I am delighted to announce that my Pontus Console table is in the running for an Interior Design Magazine Best of Year Award. The BOY Awards honor the most innovative furniture and accessories from the past year. The competition looks quite stiff this year in my category, residential coffee & console tables. I am going to need some help to make the finals again! Every vote counts so many thanks for taking the time to vote and/or spreading the word.
Voting is open October 1-11
Walnut, Colored Ash, Cast Concrete & Glass, 32H” x 56”L x 12”D Pontus on my website
The Pontus console table was born of a desire to design a console table that used an offset concrete base. I knew that I would need to incorporate bent laminations to gain the effect that I was looking for. I mocked the piece up with some curves that I had on the shelf and I quickly created and solved a major issue. The concern was the connection of the wood to the concrete base. I decided to slip the curves into the cast base.
See more on the construction of Pontus in this post Pontus Part 1
The problem was that there was an odd void at the center of the base. The solution was the introduction of the final component, the dyed ash mass. I have use this technique in the past to great effect. At its best I transform shop scrap into an integral part of the composition. I choose the color to enhance the grain of the ash and to help tie it into the color of the edge of the glass top.
The shaping of the concrete and the wood are tied together in my unusual style. I had to use a new technique for the casting. It is a very complex casting. The resulting table is capable of being built in a variety of woods and colors which makes it one of the more versatile table I have designed. I think that this is part of the reason that it has been nominated for an Interior Design Magazine Best Of Year Award 2013.
The Cito accent table is designed to accompany the Pontus console table. Both tables use the same system of bent wood and cast concrete. Cito is organized around the notion of a pedestal base that is centered under the glass top. Pontus is more about the asymmetrical possibilities of an offset base. See this post for more about the Pontus Console Table. Cito uses curves with three different radii that can be paired together. The result is similar to a flower at different stages of being open. The glass top sits on these points so Cito can accommodate a wide array of shapes and sizes. I should point out the the shaping and faceting of the top of the walnut curves are different every time I make the table.

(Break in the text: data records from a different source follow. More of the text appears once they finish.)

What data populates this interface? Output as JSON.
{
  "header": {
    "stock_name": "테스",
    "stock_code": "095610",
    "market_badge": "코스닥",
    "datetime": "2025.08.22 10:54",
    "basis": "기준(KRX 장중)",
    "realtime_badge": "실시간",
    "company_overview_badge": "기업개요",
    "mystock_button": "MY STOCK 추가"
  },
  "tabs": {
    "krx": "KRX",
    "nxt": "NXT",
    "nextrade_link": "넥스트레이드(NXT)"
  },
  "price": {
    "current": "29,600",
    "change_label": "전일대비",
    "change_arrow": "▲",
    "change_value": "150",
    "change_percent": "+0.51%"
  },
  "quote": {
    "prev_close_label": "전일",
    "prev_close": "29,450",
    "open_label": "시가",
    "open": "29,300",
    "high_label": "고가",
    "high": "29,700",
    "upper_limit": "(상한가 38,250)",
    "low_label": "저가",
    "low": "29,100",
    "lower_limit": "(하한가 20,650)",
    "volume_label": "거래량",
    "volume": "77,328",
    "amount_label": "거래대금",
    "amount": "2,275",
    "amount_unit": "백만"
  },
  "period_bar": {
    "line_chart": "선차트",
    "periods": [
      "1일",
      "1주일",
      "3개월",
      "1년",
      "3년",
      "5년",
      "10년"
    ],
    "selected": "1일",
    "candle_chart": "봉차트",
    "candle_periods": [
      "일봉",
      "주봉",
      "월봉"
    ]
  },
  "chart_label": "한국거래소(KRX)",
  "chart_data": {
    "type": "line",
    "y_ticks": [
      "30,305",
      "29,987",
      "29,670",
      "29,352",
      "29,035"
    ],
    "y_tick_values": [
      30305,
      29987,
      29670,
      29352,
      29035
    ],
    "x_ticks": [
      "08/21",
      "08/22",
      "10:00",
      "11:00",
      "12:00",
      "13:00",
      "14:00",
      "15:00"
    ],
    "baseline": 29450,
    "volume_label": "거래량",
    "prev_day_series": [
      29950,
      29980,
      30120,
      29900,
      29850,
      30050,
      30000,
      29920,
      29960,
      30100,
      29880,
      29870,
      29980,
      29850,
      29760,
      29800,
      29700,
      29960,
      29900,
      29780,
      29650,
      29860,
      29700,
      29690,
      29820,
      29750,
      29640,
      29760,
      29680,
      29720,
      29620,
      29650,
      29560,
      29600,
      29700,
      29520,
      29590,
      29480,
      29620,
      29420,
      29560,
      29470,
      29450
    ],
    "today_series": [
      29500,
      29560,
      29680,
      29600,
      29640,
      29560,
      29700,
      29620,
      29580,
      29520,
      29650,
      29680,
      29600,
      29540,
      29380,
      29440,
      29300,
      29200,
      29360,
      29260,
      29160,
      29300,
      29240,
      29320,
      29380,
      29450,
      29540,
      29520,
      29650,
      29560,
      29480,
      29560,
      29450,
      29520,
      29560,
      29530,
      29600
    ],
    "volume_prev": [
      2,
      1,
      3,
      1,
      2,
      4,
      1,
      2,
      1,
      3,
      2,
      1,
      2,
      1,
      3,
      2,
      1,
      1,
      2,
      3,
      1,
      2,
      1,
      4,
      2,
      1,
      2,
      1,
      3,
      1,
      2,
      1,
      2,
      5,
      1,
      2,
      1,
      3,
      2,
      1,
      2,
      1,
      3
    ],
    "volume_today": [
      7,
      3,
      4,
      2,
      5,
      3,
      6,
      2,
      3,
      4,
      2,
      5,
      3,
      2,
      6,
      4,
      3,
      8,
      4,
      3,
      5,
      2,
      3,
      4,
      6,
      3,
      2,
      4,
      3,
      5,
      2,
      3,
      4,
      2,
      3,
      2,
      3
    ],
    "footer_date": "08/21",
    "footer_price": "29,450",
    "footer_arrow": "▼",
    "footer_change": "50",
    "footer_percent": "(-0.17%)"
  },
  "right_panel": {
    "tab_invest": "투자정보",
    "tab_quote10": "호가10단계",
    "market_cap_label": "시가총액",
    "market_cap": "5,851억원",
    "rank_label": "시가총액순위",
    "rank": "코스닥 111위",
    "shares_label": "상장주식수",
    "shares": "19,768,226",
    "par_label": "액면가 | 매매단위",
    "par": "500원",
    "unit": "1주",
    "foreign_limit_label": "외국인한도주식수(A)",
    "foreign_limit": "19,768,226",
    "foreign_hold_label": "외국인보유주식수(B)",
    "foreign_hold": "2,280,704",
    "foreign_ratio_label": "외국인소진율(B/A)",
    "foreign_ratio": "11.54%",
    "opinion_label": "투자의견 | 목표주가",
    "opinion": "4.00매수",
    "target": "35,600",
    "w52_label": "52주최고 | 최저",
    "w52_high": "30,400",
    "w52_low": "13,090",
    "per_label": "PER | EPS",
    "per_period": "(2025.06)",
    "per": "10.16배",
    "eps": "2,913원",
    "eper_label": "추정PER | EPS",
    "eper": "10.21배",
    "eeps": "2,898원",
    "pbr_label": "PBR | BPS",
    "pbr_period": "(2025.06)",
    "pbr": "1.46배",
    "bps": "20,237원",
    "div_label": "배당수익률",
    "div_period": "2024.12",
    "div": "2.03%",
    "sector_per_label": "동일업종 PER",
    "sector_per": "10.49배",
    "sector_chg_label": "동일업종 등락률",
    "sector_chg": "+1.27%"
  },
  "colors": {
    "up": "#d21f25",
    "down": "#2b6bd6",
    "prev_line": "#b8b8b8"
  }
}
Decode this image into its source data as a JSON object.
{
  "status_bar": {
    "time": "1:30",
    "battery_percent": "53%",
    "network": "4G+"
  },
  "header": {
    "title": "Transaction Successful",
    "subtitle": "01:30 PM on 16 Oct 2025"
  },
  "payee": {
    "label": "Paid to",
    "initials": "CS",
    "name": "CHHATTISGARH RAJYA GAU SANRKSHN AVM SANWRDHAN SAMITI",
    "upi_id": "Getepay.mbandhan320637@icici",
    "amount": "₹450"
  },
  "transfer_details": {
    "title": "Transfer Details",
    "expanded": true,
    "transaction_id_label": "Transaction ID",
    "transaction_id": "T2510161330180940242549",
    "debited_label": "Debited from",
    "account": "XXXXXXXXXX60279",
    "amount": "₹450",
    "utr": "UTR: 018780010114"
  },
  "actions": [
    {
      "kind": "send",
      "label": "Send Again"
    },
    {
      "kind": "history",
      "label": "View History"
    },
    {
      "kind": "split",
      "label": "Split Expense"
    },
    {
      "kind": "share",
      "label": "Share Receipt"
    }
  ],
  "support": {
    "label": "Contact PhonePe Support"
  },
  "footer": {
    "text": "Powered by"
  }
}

These moments satisfy my intention of making one-of-a-kind pieces of furniture that display a sense of spontaneity.
Walnut Cast Concrete & Glass, 20.5H” x 30”L x 18.5”D More Information
Cito: Small Rectangle
Walnut Cast Concrete & Glass, 20.5H” x 20L x 16.5”D
Walnut Cast Concrete & Glass, 20.5H” x 30”L x 30”D More Information
All three of the versions use the same cast concrete base. I have used a different technique this time which allows for a much more intricate casting. The overview is that I made a wood positive with all of the facets and movements that I wanted and then I made a silicone mold from it. The result is one of th most complex castings I have ever made.
For more information on the construction process of the mold and curves please see Cito & Pontus Construction post.
The four walnut curves connect at the center of the casting via hex bolts. This forced me to consider a decorative solution that would hide the hardware. These are the moments that inspire me to grow. In this case I shaped a small piece of ash with intricate facets. I then colored the ash with artists oil color to accentuate the grain. The result is an unexpected moment that reveals itself when the viewer approaches the table.